The Beasties finally hit the stage and the place went crazy. They opened up with "Jimmy James" the first song off their new album. Pun intended. If you don't get the pun, perhaps you should go listen to the song. The boys energy was off the charts, and they had the entire crowd in the palm of their hands. 3 songs in, the lights went dim for a few minutes. When our vision was restored, the boys were on stage toting instruments, and they broke into some of their new songs. This was the first time the Beasties had songs on their album that were comprised of them playing actual instruments. It was incredibly amazing to see them actually playing said songs. Another 3 songs later, the lights dimmed, then brightened, and the boys were back on the mics. They ended up repeating this process for the entire set, banging out all the new material as well as the classics. The highlight of the show for me was when they played "Hello Brooklyn" my all time favorite song that I never suspected they were going to play. It was a pleasant surprise and it felt like it was just for me. I was going bonkers long before they busted it out, in my own world grooving and singing along to every lyric at the top of my lungs.

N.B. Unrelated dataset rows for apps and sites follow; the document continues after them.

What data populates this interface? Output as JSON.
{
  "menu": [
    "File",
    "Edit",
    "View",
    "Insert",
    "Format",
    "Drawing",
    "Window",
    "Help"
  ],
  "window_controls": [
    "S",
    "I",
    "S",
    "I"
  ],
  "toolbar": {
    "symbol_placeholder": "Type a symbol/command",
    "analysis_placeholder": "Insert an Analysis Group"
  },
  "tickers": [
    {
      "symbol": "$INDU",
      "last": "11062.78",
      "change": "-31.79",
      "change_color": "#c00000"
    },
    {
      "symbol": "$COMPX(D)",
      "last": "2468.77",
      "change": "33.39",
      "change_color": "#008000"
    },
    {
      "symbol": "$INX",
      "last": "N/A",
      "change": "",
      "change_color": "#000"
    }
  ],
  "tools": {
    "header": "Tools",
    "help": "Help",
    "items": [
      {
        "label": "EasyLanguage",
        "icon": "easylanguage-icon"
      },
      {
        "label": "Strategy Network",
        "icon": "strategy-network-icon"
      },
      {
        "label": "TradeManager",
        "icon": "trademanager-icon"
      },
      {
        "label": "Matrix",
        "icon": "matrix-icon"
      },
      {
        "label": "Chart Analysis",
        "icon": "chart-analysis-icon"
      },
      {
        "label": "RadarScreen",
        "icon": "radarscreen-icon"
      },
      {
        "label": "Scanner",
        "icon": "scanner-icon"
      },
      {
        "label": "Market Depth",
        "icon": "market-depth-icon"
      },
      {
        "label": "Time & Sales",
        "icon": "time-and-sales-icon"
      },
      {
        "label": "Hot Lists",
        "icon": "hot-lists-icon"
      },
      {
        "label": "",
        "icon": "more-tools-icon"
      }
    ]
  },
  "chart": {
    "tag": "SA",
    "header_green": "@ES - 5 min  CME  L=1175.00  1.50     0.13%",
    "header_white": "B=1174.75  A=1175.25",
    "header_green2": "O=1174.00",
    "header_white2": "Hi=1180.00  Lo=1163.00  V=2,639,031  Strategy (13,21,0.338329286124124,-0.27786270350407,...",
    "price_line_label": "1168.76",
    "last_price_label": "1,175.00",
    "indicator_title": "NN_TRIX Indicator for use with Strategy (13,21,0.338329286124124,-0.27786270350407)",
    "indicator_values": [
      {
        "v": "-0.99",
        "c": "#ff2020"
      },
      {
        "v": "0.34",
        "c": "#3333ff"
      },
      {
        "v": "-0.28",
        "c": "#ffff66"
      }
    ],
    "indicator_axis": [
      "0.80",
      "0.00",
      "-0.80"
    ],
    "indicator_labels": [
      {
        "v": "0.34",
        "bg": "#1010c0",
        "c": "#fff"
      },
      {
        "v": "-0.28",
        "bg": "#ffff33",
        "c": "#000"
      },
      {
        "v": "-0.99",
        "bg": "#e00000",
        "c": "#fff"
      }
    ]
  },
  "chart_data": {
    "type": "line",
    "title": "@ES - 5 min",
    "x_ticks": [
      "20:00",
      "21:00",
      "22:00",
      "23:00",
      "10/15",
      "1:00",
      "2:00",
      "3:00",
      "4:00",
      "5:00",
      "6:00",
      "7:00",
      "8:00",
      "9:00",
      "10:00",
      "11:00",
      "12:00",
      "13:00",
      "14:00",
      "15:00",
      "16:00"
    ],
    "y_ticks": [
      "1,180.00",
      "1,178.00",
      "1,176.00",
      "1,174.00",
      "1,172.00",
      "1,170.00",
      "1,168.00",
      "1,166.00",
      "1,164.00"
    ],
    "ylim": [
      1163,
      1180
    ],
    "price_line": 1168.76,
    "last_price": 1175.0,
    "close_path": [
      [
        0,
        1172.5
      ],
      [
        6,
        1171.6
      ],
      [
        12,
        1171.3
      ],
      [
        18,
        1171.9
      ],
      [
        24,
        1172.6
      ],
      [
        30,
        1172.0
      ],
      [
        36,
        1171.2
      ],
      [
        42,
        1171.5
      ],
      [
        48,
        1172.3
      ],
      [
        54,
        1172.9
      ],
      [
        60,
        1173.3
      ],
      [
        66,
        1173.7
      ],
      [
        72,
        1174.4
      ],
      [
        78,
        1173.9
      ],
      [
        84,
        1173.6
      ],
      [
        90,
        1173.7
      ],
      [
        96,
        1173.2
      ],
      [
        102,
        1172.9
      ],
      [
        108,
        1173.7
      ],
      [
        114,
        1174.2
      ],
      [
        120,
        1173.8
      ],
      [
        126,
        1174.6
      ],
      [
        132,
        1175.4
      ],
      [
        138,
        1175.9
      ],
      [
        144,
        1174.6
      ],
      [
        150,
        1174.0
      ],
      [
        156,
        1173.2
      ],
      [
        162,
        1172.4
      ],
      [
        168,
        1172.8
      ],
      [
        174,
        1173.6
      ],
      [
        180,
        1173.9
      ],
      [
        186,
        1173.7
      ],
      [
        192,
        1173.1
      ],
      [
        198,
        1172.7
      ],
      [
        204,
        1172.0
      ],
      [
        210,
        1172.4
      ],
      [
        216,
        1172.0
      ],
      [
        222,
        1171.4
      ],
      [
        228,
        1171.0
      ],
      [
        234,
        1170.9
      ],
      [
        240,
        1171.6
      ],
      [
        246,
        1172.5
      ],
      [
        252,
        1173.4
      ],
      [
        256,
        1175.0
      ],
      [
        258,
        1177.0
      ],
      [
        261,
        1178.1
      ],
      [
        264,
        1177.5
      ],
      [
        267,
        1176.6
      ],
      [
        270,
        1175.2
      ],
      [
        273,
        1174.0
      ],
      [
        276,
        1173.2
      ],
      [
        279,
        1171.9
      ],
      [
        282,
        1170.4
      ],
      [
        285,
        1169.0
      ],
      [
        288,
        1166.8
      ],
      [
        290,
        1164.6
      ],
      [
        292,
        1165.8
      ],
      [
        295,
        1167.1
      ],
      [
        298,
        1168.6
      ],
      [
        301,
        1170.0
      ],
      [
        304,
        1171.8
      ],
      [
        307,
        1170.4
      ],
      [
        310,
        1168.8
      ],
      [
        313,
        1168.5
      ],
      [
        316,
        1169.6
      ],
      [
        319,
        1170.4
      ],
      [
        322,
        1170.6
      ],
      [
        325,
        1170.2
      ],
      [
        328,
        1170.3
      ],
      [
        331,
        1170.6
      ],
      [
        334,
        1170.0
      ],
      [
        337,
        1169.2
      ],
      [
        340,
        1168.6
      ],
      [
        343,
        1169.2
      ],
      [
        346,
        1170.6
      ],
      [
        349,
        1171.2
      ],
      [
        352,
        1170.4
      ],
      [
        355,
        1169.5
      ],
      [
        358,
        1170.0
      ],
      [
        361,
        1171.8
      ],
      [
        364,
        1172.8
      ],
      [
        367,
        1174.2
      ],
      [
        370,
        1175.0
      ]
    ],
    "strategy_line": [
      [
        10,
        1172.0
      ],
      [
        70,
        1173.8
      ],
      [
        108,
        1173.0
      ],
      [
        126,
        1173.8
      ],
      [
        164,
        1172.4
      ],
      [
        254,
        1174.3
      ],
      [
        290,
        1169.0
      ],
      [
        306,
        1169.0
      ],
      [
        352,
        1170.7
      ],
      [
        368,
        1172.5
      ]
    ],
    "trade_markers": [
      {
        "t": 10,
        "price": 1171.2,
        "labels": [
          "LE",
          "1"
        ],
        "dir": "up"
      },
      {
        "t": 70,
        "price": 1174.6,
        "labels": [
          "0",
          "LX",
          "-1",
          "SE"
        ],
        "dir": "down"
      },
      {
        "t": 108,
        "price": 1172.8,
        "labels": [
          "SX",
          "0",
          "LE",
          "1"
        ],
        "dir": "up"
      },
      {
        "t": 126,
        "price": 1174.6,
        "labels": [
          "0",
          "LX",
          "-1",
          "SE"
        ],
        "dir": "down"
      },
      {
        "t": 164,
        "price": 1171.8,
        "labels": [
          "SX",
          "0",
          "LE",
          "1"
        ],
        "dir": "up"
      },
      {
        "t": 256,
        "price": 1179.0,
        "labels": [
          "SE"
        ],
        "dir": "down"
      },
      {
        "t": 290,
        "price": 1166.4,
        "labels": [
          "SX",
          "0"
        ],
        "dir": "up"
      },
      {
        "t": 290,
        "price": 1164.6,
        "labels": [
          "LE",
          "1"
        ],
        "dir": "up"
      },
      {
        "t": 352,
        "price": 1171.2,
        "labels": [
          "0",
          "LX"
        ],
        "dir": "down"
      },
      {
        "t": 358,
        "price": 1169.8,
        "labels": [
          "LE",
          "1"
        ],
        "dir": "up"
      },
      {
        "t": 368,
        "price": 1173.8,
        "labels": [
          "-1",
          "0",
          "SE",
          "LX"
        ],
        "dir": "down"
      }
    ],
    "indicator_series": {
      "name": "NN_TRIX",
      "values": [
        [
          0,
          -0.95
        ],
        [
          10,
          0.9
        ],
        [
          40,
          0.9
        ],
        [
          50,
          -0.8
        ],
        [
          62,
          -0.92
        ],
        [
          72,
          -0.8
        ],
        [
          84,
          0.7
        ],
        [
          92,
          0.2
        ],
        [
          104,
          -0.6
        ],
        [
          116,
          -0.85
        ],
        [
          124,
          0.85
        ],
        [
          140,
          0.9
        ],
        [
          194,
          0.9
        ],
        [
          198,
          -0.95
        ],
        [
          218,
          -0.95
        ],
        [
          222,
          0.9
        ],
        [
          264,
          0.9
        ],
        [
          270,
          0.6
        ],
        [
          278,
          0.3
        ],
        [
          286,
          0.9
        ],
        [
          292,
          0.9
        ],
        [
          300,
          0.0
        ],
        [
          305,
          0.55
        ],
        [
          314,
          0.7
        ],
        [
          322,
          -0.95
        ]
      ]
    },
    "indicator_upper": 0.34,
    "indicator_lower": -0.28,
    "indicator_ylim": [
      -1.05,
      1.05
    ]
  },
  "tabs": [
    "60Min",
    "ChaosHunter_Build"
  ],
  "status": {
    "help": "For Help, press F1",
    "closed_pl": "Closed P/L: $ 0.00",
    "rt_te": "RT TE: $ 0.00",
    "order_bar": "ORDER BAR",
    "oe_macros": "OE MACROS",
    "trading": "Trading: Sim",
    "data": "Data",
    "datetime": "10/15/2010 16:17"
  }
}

Another highlight of the night was when they played "Paul Revere" the boys didn't even spit one word of the lyrics. They simply held the mics into the crowd, and the entire audience sang the song. It was quite magical. I forgot to mention the fact that Mike C. was bootlegging the show. He had a small, hand held tape recorder. I told Mike previously to be "low key" about it, but at some point after the LSD kicked in, I noticed Mike a few feet in front of me in the pit. He was jumping and dancing around like a madman holding the tape recorder straight up in the air. A few minutes later I noticed security guards confronting him, and our dreams were crushed as they confiscated the tape recorder. 

On top of the bootlegging, we had one other mission that night: get a Grasshopper demo to the hands of the Beastie Boys. I had one in my pocket the whole night just waiting for the perfect opportunity. At one point I managed to writhe and wriggle my way to the front of the stage, so I grabbed the demo tape from my pocket and tossed it on the stage. It landed right at the feet of MCA, who picked it up, glanced at it, smiled, and then handed it to one of his entourage at the side of the stage. Mission accomplished. 

I also had a very large 3 paper joint on my person. I had planned to smoke it with the crew, but we all seemed to be doing our own thing and we all had our own agendas. I think it's safe to say the acid had something to do with that. When the Beasties started playing the song "Lighten Up" it seemed like a cue to light I did. None of my friends were in sight, so I just puffed away on this tampon sized doobie. I started noticing people around me  starting to stare at me with puppy dog eyes, in hopes of having a hoot, but my gaze was locked on the stage and I paid them no attention. I was definitely in my own world despite being surrounded by a sea of people. I had tunnel vision kicking, and in my world it was just me and the Beastie Boys.

Once the show was over we regrouped outside and headed home. We all shared our stories and experiences, we went over the set list, and we mourned the loss of our bootleg. I'd been to quite a few concerts prior to this one, and I'd go on to attend countless concerts after this one. To this very day I can still say without question that this was the greatest and most important concert of my life. It was the equivalent of accomplishing something great or fulfilling a childhood dream, and nobody can ever take that away from me...

Friday, 9 May 2014

Current updates 05/09/2014

Hey everyone. I just wanted to take a brief moment to apologize for the lack of posts as of recent. I took a little two week hiatus, as I was overloaded with work and life in general the past couple of weeks. Heavy Ghetto will return on Monday however, and continue to run strong until I've sung my song. Have a great weekend everybody!